Problem description: Write out every record below exactly as it stands, leaving the pictures out.

== Provided information

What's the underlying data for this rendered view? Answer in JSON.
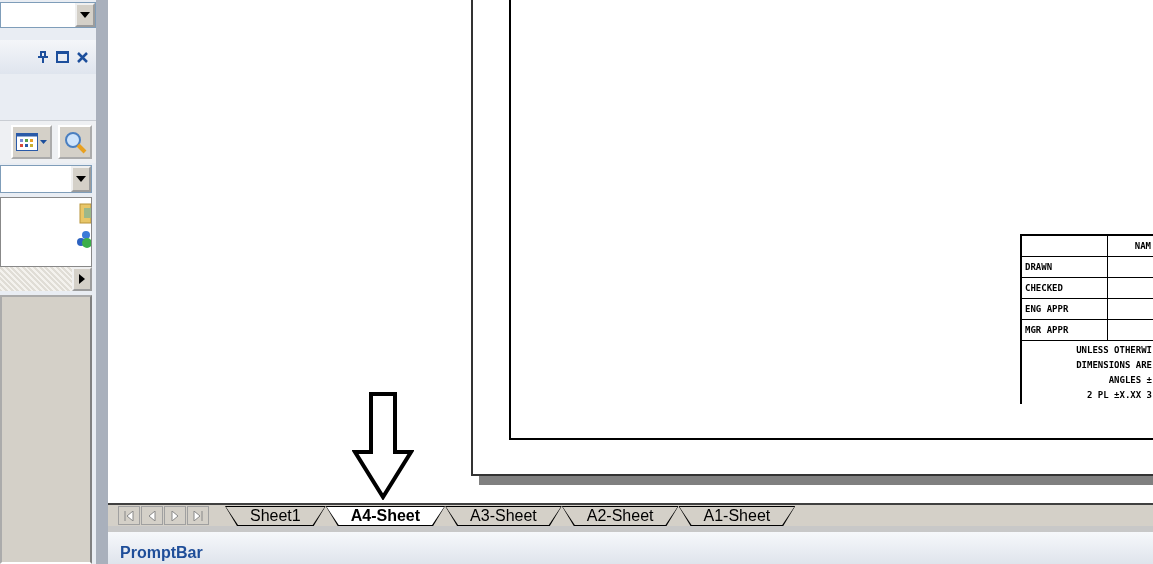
{
  "sheet": {
    "title_block": {
      "header": "NAM",
      "rows": [
        {
          "label": "DRAWN"
        },
        {
          "label": "CHECKED"
        },
        {
          "label": "ENG APPR"
        },
        {
          "label": "MGR APPR"
        }
      ],
      "notes": [
        "UNLESS OTHERWI",
        "DIMENSIONS ARE",
        "ANGLES ±",
        "2 PL ±X.XX 3"
      ]
    }
  },
  "sheet_tabs": [
    {
      "label": "Sheet1",
      "selected": false
    },
    {
      "label": "A4-Sheet",
      "selected": true
    },
    {
      "label": "A3-Sheet",
      "selected": false
    },
    {
      "label": "A2-Sheet",
      "selected": false
    },
    {
      "label": "A1-Sheet",
      "selected": false
    }
  ],
  "prompt_bar": {
    "title": "PromptBar"
  }
}
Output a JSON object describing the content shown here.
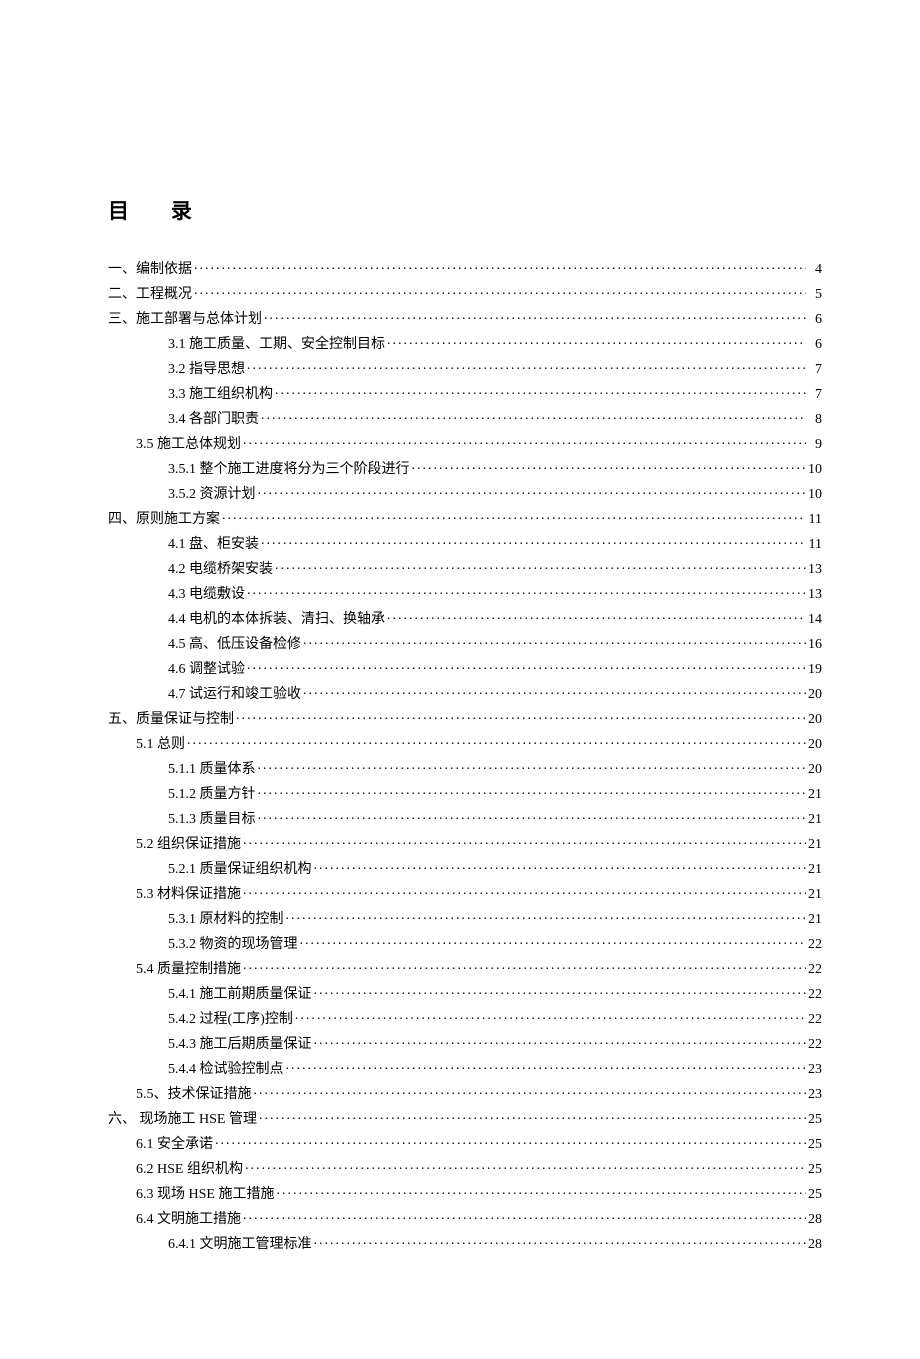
{
  "title": "目 录",
  "toc": [
    {
      "label": "一、编制依据",
      "page": "4",
      "indent": 0
    },
    {
      "label": "二、工程概况",
      "page": "5",
      "indent": 0
    },
    {
      "label": "三、施工部署与总体计划",
      "page": "6",
      "indent": 0
    },
    {
      "label": "3.1 施工质量、工期、安全控制目标",
      "page": "6",
      "indent": 2
    },
    {
      "label": "3.2 指导思想",
      "page": "7",
      "indent": 2
    },
    {
      "label": "3.3 施工组织机构",
      "page": "7",
      "indent": 2
    },
    {
      "label": "3.4 各部门职责",
      "page": "8",
      "indent": 2
    },
    {
      "label": "3.5 施工总体规划",
      "page": "9",
      "indent": 1
    },
    {
      "label": "3.5.1 整个施工进度将分为三个阶段进行",
      "page": "10",
      "indent": 2
    },
    {
      "label": "3.5.2 资源计划",
      "page": "10",
      "indent": 2
    },
    {
      "label": "四、原则施工方案",
      "page": "11",
      "indent": 0
    },
    {
      "label": "4.1 盘、柜安装",
      "page": "11",
      "indent": 2
    },
    {
      "label": "4.2 电缆桥架安装",
      "page": "13",
      "indent": 2
    },
    {
      "label": "4.3 电缆敷设",
      "page": "13",
      "indent": 2
    },
    {
      "label": "4.4 电机的本体拆装、清扫、换轴承",
      "page": "14",
      "indent": 2
    },
    {
      "label": "4.5 高、低压设备检修",
      "page": "16",
      "indent": 2
    },
    {
      "label": "4.6 调整试验",
      "page": "19",
      "indent": 2
    },
    {
      "label": "4.7 试运行和竣工验收",
      "page": "20",
      "indent": 2
    },
    {
      "label": "五、质量保证与控制",
      "page": "20",
      "indent": 0
    },
    {
      "label": "5.1 总则",
      "page": "20",
      "indent": 1
    },
    {
      "label": "5.1.1 质量体系",
      "page": "20",
      "indent": 2
    },
    {
      "label": "5.1.2 质量方针",
      "page": "21",
      "indent": 2
    },
    {
      "label": "5.1.3 质量目标",
      "page": "21",
      "indent": 2
    },
    {
      "label": "5.2 组织保证措施",
      "page": "21",
      "indent": 1
    },
    {
      "label": "5.2.1 质量保证组织机构",
      "page": "21",
      "indent": 2
    },
    {
      "label": "5.3 材料保证措施",
      "page": "21",
      "indent": 1
    },
    {
      "label": "5.3.1 原材料的控制",
      "page": "21",
      "indent": 2
    },
    {
      "label": "5.3.2 物资的现场管理",
      "page": "22",
      "indent": 2
    },
    {
      "label": "5.4 质量控制措施",
      "page": "22",
      "indent": 1
    },
    {
      "label": "5.4.1 施工前期质量保证",
      "page": "22",
      "indent": 2
    },
    {
      "label": "5.4.2 过程(工序)控制",
      "page": "22",
      "indent": 2
    },
    {
      "label": "5.4.3 施工后期质量保证",
      "page": "22",
      "indent": 2
    },
    {
      "label": "5.4.4 检试验控制点",
      "page": "23",
      "indent": 2
    },
    {
      "label": "5.5、技术保证措施",
      "page": "23",
      "indent": 1
    },
    {
      "label": "六、 现场施工 HSE 管理  ",
      "page": "25",
      "indent": 0
    },
    {
      "label": "6.1 安全承诺",
      "page": "25",
      "indent": 1
    },
    {
      "label": "6.2 HSE 组织机构",
      "page": "25",
      "indent": 1
    },
    {
      "label": "6.3 现场 HSE 施工措施",
      "page": "25",
      "indent": 1
    },
    {
      "label": "6.4 文明施工措施",
      "page": "28",
      "indent": 1
    },
    {
      "label": "6.4.1 文明施工管理标准",
      "page": "28",
      "indent": 2
    }
  ]
}
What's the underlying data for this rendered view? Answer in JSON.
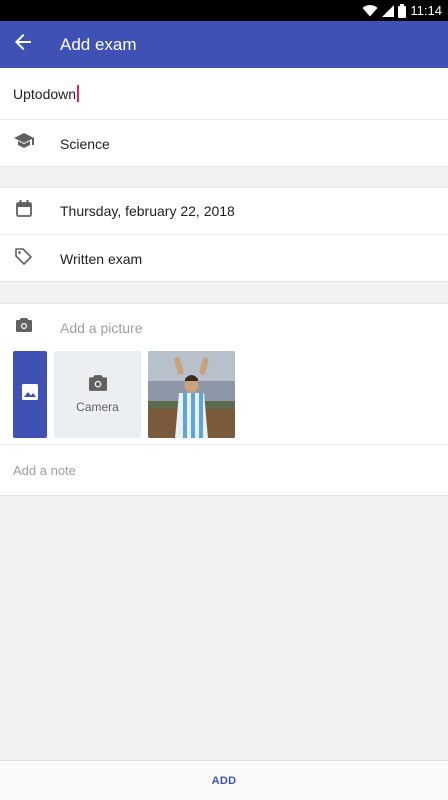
{
  "status_bar": {
    "time": "11:14"
  },
  "app_bar": {
    "title": "Add exam",
    "back_icon": "arrow-back-icon"
  },
  "form": {
    "name_value": "Uptodown",
    "subject": {
      "icon": "school-icon",
      "label": "Science"
    },
    "date": {
      "icon": "calendar-icon",
      "label": "Thursday, february 22, 2018"
    },
    "type": {
      "icon": "tag-icon",
      "label": "Written exam"
    },
    "picture": {
      "icon": "camera-icon",
      "placeholder": "Add a picture",
      "gallery_icon": "image-icon",
      "camera_label": "Camera"
    },
    "note_placeholder": "Add a note"
  },
  "bottom_bar": {
    "add_label": "ADD"
  },
  "colors": {
    "primary": "#3f51b5",
    "caret": "#e91e63"
  }
}
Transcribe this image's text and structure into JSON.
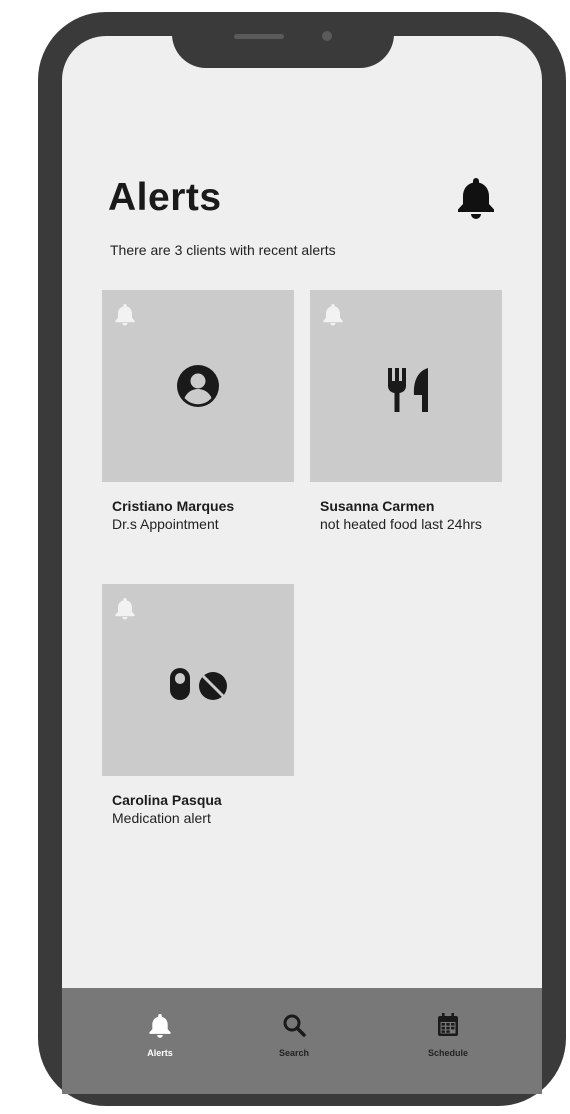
{
  "header": {
    "title": "Alerts",
    "subtitle": "There are 3 clients with recent alerts",
    "bell_icon": "bell-icon"
  },
  "alerts": [
    {
      "name": "Cristiano Marques",
      "detail": "Dr.s Appointment",
      "icon": "user-circle-icon"
    },
    {
      "name": "Susanna Carmen",
      "detail": "not heated food last 24hrs",
      "icon": "utensils-icon"
    },
    {
      "name": "Carolina Pasqua",
      "detail": "Medication alert",
      "icon": "pills-icon"
    }
  ],
  "tabs": [
    {
      "label": "Alerts",
      "icon": "bell-icon",
      "active": true
    },
    {
      "label": "Search",
      "icon": "search-icon",
      "active": false
    },
    {
      "label": "Schedule",
      "icon": "calendar-icon",
      "active": false
    }
  ],
  "colors": {
    "frame": "#3a3a3a",
    "screen": "#efefef",
    "card": "#cbcbcb",
    "tabbar": "#787878",
    "active_tab": "#ffffff"
  }
}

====

Answer space:
What's the underlying data for this rendered view? Answer in JSON.
{
  "sheet": {
    "title_block": {
      "header": "NAM",
      "rows": [
        {
          "label": "DRAWN"
        },
        {
          "label": "CHECKED"
        },
        {
          "label": "ENG APPR"
        },
        {
          "label": "MGR APPR"
        }
      ],
      "notes": [
        "UNLESS OTHERWI",
        "DIMENSIONS ARE",
        "ANGLES ±",
        "2 PL ±X.XX 3"
      ]
    }
  },
  "sheet_tabs": [
    {
      "label": "Sheet1",
      "selected": false
    },
    {
      "label": "A4-Sheet",
      "selected": true
    },
    {
      "label": "A3-Sheet",
      "selected": false
    },
    {
      "label": "A2-Sheet",
      "selected": false
    },
    {
      "label": "A1-Sheet",
      "selected": false
    }
  ],
  "prompt_bar": {
    "title": "PromptBar"
  }
}
Output a JSON object describing the content shown here.
{
  "title": "目 录",
  "toc": [
    {
      "label": "一、编制依据",
      "page": "4",
      "indent": 0
    },
    {
      "label": "二、工程概况",
      "page": "5",
      "indent": 0
    },
    {
      "label": "三、施工部署与总体计划",
      "page": "6",
      "indent": 0
    },
    {
      "label": "3.1 施工质量、工期、安全控制目标",
      "page": "6",
      "indent": 2
    },
    {
      "label": "3.2 指导思想",
      "page": "7",
      "indent": 2
    },
    {
      "label": "3.3 施工组织机构",
      "page": "7",
      "indent": 2
    },
    {
      "label": "3.4 各部门职责",
      "page": "8",
      "indent": 2
    },
    {
      "label": "3.5 施工总体规划",
      "page": "9",
      "indent": 1
    },
    {
      "label": "3.5.1 整个施工进度将分为三个阶段进行",
      "page": "10",
      "indent": 2
    },
    {
      "label": "3.5.2 资源计划",
      "page": "10",
      "indent": 2
    },
    {
      "label": "四、原则施工方案",
      "page": "11",
      "indent": 0
    },
    {
      "label": "4.1 盘、柜安装",
      "page": "11",
      "indent": 2
    },
    {
      "label": "4.2 电缆桥架安装",
      "page": "13",
      "indent": 2
    },
    {
      "label": "4.3 电缆敷设",
      "page": "13",
      "indent": 2
    },
    {
      "label": "4.4 电机的本体拆装、清扫、换轴承",
      "page": "14",
      "indent": 2
    },
    {
      "label": "4.5 高、低压设备检修",
      "page": "16",
      "indent": 2
    },
    {
      "label": "4.6 调整试验",
      "page": "19",
      "indent": 2
    },
    {
      "label": "4.7 试运行和竣工验收",
      "page": "20",
      "indent": 2
    },
    {
      "label": "五、质量保证与控制",
      "page": "20",
      "indent": 0
    },
    {
      "label": "5.1 总则",
      "page": "20",
      "indent": 1
    },
    {
      "label": "5.1.1 质量体系",
      "page": "20",
      "indent": 2
    },
    {
      "label": "5.1.2 质量方针",
      "page": "21",
      "indent": 2
    },
    {
      "label": "5.1.3 质量目标",
      "page": "21",
      "indent": 2
    },
    {
      "label": "5.2 组织保证措施",
      "page": "21",
      "indent": 1
    },
    {
      "label": "5.2.1 质量保证组织机构",
      "page": "21",
      "indent": 2
    },
    {
      "label": "5.3 材料保证措施",
      "page": "21",
      "indent": 1
    },
    {
      "label": "5.3.1 原材料的控制",
      "page": "21",
      "indent": 2
    },
    {
      "label": "5.3.2 物资的现场管理",
      "page": "22",
      "indent": 2
    },
    {
      "label": "5.4 质量控制措施",
      "page": "22",
      "indent": 1
    },
    {
      "label": "5.4.1 施工前期质量保证",
      "page": "22",
      "indent": 2
    },
    {
      "label": "5.4.2 过程(工序)控制",
      "page": "22",
      "indent": 2
    },
    {
      "label": "5.4.3 施工后期质量保证",
      "page": "22",
      "indent": 2
    },
    {
      "label": "5.4.4 检试验控制点",
      "page": "23",
      "indent": 2
    },
    {
      "label": "5.5、技术保证措施",
      "page": "23",
      "indent": 1
    },
    {
      "label": "六、 现场施工 HSE 管理  ",
      "page": "25",
      "indent": 0
    },
    {
      "label": "6.1 安全承诺",
      "page": "25",
      "indent": 1
    },
    {
      "label": "6.2 HSE 组织机构",
      "page": "25",
      "indent": 1
    },
    {
      "label": "6.3 现场 HSE 施工措施",
      "page": "25",
      "indent": 1
    },
    {
      "label": "6.4 文明施工措施",
      "page": "28",
      "indent": 1
    },
    {
      "label": "6.4.1 文明施工管理标准",
      "page": "28",
      "indent": 2
    }
  ]
}
What's the underlying data for this rendered view? Answer in JSON.
{
  "status_bar": {
    "time": "11:14"
  },
  "app_bar": {
    "title": "Add exam",
    "back_icon": "arrow-back-icon"
  },
  "form": {
    "name_value": "Uptodown",
    "subject": {
      "icon": "school-icon",
      "label": "Science"
    },
    "date": {
      "icon": "calendar-icon",
      "label": "Thursday, february 22, 2018"
    },
    "type": {
      "icon": "tag-icon",
      "label": "Written exam"
    },
    "picture": {
      "icon": "camera-icon",
      "placeholder": "Add a picture",
      "gallery_icon": "image-icon",
      "camera_label": "Camera"
    },
    "note_placeholder": "Add a note"
  },
  "bottom_bar": {
    "add_label": "ADD"
  },
  "colors": {
    "primary": "#3f51b5",
    "caret": "#e91e63"
  }
}
Transcribe this image's text and structure into JSON.
{
  "header": {
    "title": "Alerts",
    "subtitle": "There are 3 clients with recent alerts",
    "bell_icon": "bell-icon"
  },
  "alerts": [
    {
      "name": "Cristiano Marques",
      "detail": "Dr.s Appointment",
      "icon": "user-circle-icon"
    },
    {
      "name": "Susanna Carmen",
      "detail": "not heated food last 24hrs",
      "icon": "utensils-icon"
    },
    {
      "name": "Carolina Pasqua",
      "detail": "Medication alert",
      "icon": "pills-icon"
    }
  ],
  "tabs": [
    {
      "label": "Alerts",
      "icon": "bell-icon",
      "active": true
    },
    {
      "label": "Search",
      "icon": "search-icon",
      "active": false
    },
    {
      "label": "Schedule",
      "icon": "calendar-icon",
      "active": false
    }
  ],
  "colors": {
    "frame": "#3a3a3a",
    "screen": "#efefef",
    "card": "#cbcbcb",
    "tabbar": "#787878",
    "active_tab": "#ffffff"
  }
}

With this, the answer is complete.